QGM’s research objective is to address fundamental mathematical problems at the interface between geometry and theoretical physics. Directed by Professor Jørgen Ellegaard Andersen, QGM hosts a strong team of high-profile, internationally acclaimed researchers, and with the continuous generation of groundbreaking results, the Centre together with its international collaborators are recognized throughout the mathematics community worldwide as one of the leading research institutions within its research field.
Centre for Stochastic Geometry and Advanced Bioimaging (CSGB) is a VKR Centre of Excellence established for the purpose of developing new computer-based methods within stochastic geometry and spatial statistics for the analysis of microscopy and other advanced bioimaging data. The center has received a grant of DKK 25mill from the Villum Foundation.

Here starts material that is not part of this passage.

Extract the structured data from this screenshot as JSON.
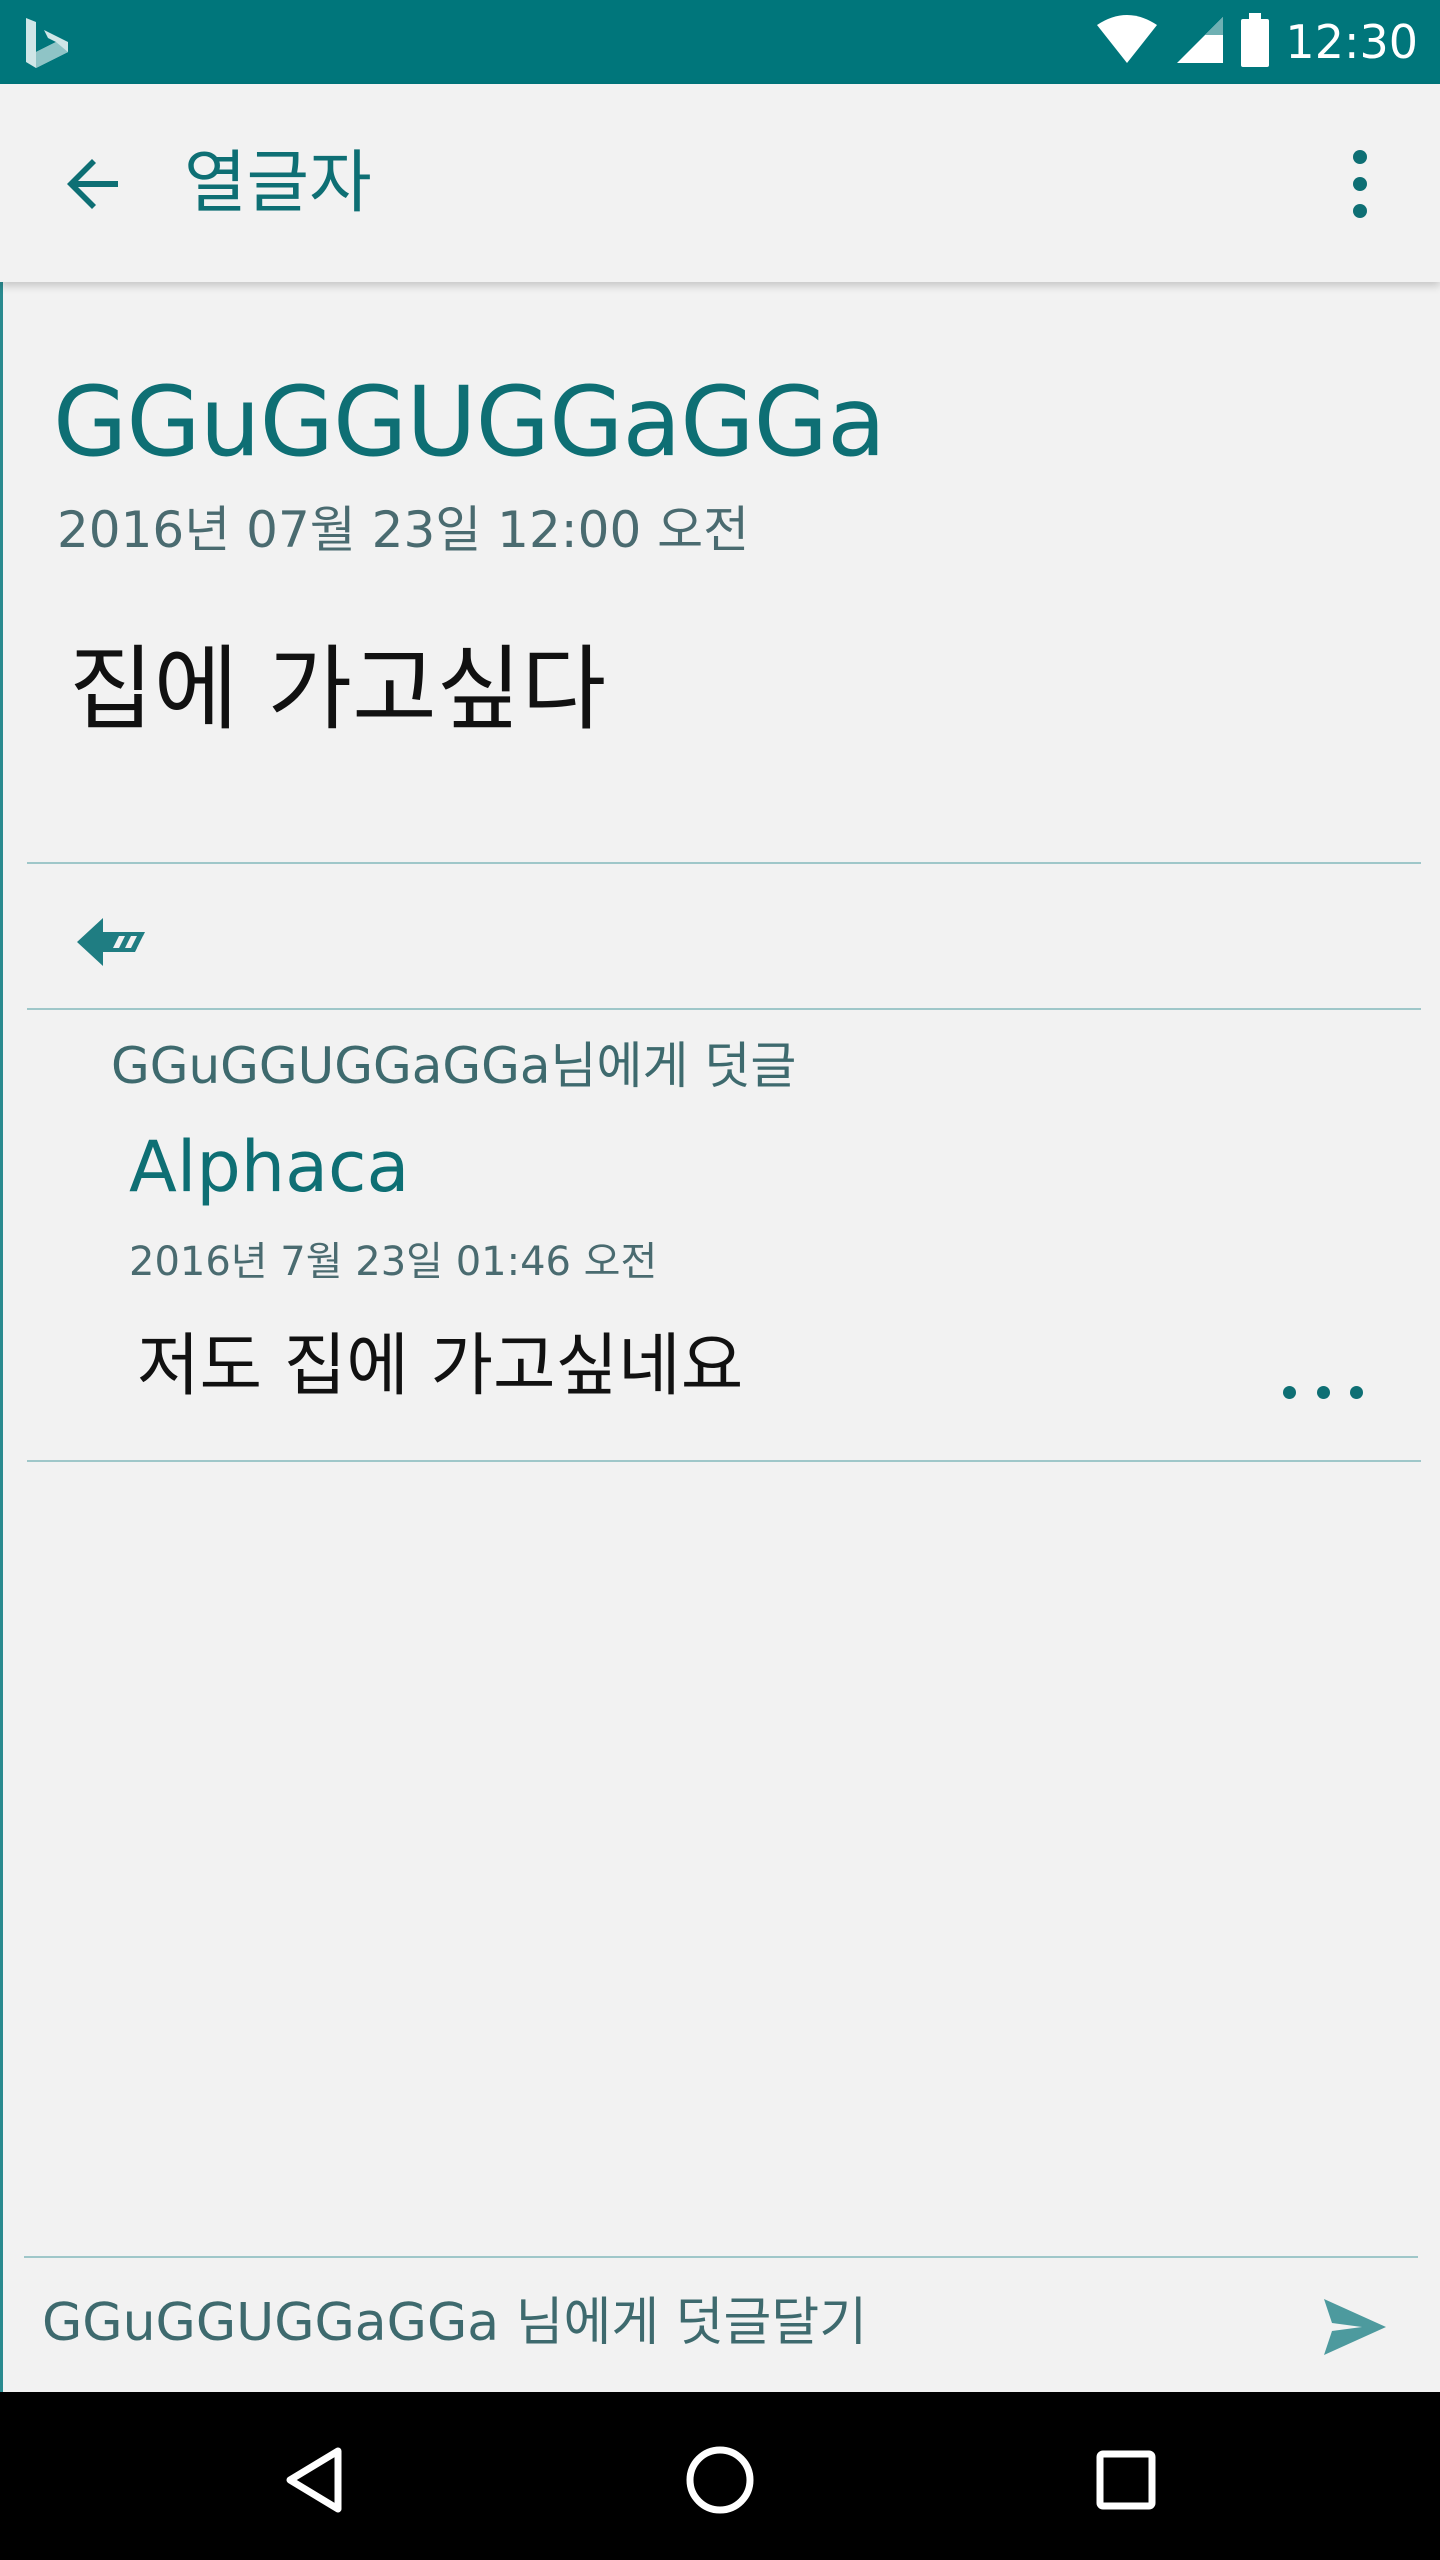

Four research groups cooperate in CSGB: The Spatial Statistics Group, Institute of Mathematical Sciences, Aalborg University; The Image Group, Department of Computer Science, Copenhagen University; Biomedical Group, Stereology and EM Research Laboratory, Aarhus University; Stochastic Geometry Group, Institute of Mathematical Sciences, Aarhus University.
The T.N. Thiele centre was established in 2004 on the basis of a major grant from the Carlsberg Foundation and is presently supported by the Danish Natural Science Research Council. The objective of the centre is to conduct basic research within mathematical statistics and probability theory. Research is based on a comprehensive international network and a long tradition for collaboration with other research groups at the University of Aarhus, including physicists biologists, geologists, and economists.
This centre is hosted by the School of Economics and Management, Faculty of Science and Technology. Researchers of the Institute of Mathematical Sciences specializing in financing participate in time series and financial econometrics research performed in CREATES.
The centre was established in 2007 by the Danish National Research Foundation (Centers of Excellence) with a grant of DKK 40 million.
The project Semiclassical Quantum Mechanics is funded by a Sapere Aude: DFF-Topresearcher Grant from the Danish Council for Independent Research with Søren Fournais as Principal Investigator. In this project research is carried out in the area of mathematical quantum mechanics, in particular, spectral problems in the presence of magnetic fields. When the magnetic field is very strong and/or when many interacting particles are considered, one can often show that the quantum mechanical systems can be described by simpler - sometimes even classical - models. This can be seen as an aspect of the Correspondence Principle by Niels Bohr.
Homepage: Semiclassical Quantum Mechanics
The Sapere Aude project Intuitions in Science and Philosophy, funded by the Danish Council for Independent Research and led by Samuel Schindler, investigates the role and nature of intuitive judgements in science and philosophy. Whereas intuitive judgements in philosophy have been much debated in recent years, little attention has been paid to intuitive judgments in science. This is where the project steps in. In particular, it investigates intuitive judgements in thought experiments in physics and in the form of acceptability judgements in linguistics. The results of these investigations will be related to debates about the evidential function of intuitive judgements in philosophy.
The project TBFP is funded by a Sapere Aude: DFF Starting Grant awarded by the Danish Council for Independent Research with Andreas Basse-O'Connor as principal investigator. The main aim of the project is to provide new mathematical descriptions of a class of models called fractional processes, which can be perceived as random fractals. Such models are often used to describe phenomena that have a very irregular behavior over time, as for example, seen in stock prices. It is of particular interest to characterize how these processes behaved in very small time intervals, which say something about how much uncertainty there are in the future predictions made from these models.